→ Required action: When you copy the data that follows, reproduce every word exactly and leave out the images.

##############################

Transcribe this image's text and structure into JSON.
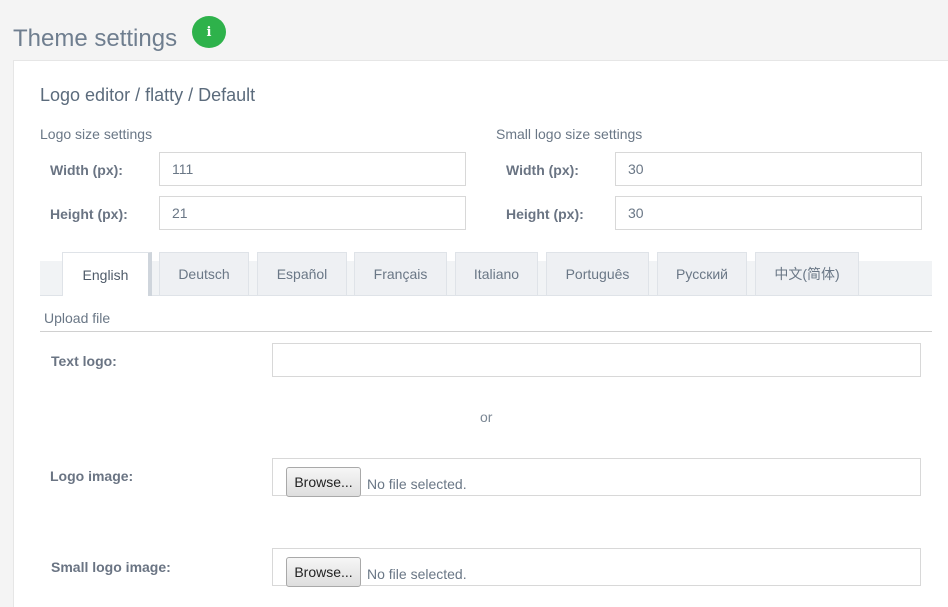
{
  "header": {
    "title": "Theme settings",
    "info_glyph": "i",
    "info_icon": "info-icon",
    "info_color": "#2eb24b"
  },
  "editor": {
    "breadcrumb": "Logo editor / flatty / Default",
    "logo_size": {
      "section_label": "Logo size settings",
      "width_label": "Width (px):",
      "width_value": "111",
      "height_label": "Height (px):",
      "height_value": "21"
    },
    "small_logo_size": {
      "section_label": "Small logo size settings",
      "width_label": "Width (px):",
      "width_value": "30",
      "height_label": "Height (px):",
      "height_value": "30"
    }
  },
  "tabs": [
    {
      "label": "English",
      "active": true
    },
    {
      "label": "Deutsch",
      "active": false
    },
    {
      "label": "Español",
      "active": false
    },
    {
      "label": "Français",
      "active": false
    },
    {
      "label": "Italiano",
      "active": false
    },
    {
      "label": "Português",
      "active": false
    },
    {
      "label": "Русский",
      "active": false
    },
    {
      "label": "中文(简体)",
      "active": false
    }
  ],
  "upload": {
    "subtab_label": "Upload file",
    "text_logo_label": "Text logo:",
    "text_logo_value": "",
    "or_text": "or",
    "logo_image_label": "Logo image:",
    "small_logo_image_label": "Small logo image:",
    "browse_label": "Browse...",
    "no_file_text": "No file selected."
  }
}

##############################

→ Exercise solution:
Transcribe this image's text and structure into JSON.
{
  "header": {
    "title": "Theme settings",
    "info_glyph": "i",
    "info_icon": "info-icon",
    "info_color": "#2eb24b"
  },
  "editor": {
    "breadcrumb": "Logo editor / flatty / Default",
    "logo_size": {
      "section_label": "Logo size settings",
      "width_label": "Width (px):",
      "width_value": "111",
      "height_label": "Height (px):",
      "height_value": "21"
    },
    "small_logo_size": {
      "section_label": "Small logo size settings",
      "width_label": "Width (px):",
      "width_value": "30",
      "height_label": "Height (px):",
      "height_value": "30"
    }
  },
  "tabs": [
    {
      "label": "English",
      "active": true
    },
    {
      "label": "Deutsch",
      "active": false
    },
    {
      "label": "Español",
      "active": false
    },
    {
      "label": "Français",
      "active": false
    },
    {
      "label": "Italiano",
      "active": false
    },
    {
      "label": "Português",
      "active": false
    },
    {
      "label": "Русский",
      "active": false
    },
    {
      "label": "中文(简体)",
      "active": false
    }
  ],
  "upload": {
    "subtab_label": "Upload file",
    "text_logo_label": "Text logo:",
    "text_logo_value": "",
    "or_text": "or",
    "logo_image_label": "Logo image:",
    "small_logo_image_label": "Small logo image:",
    "browse_label": "Browse...",
    "no_file_text": "No file selected."
  }
}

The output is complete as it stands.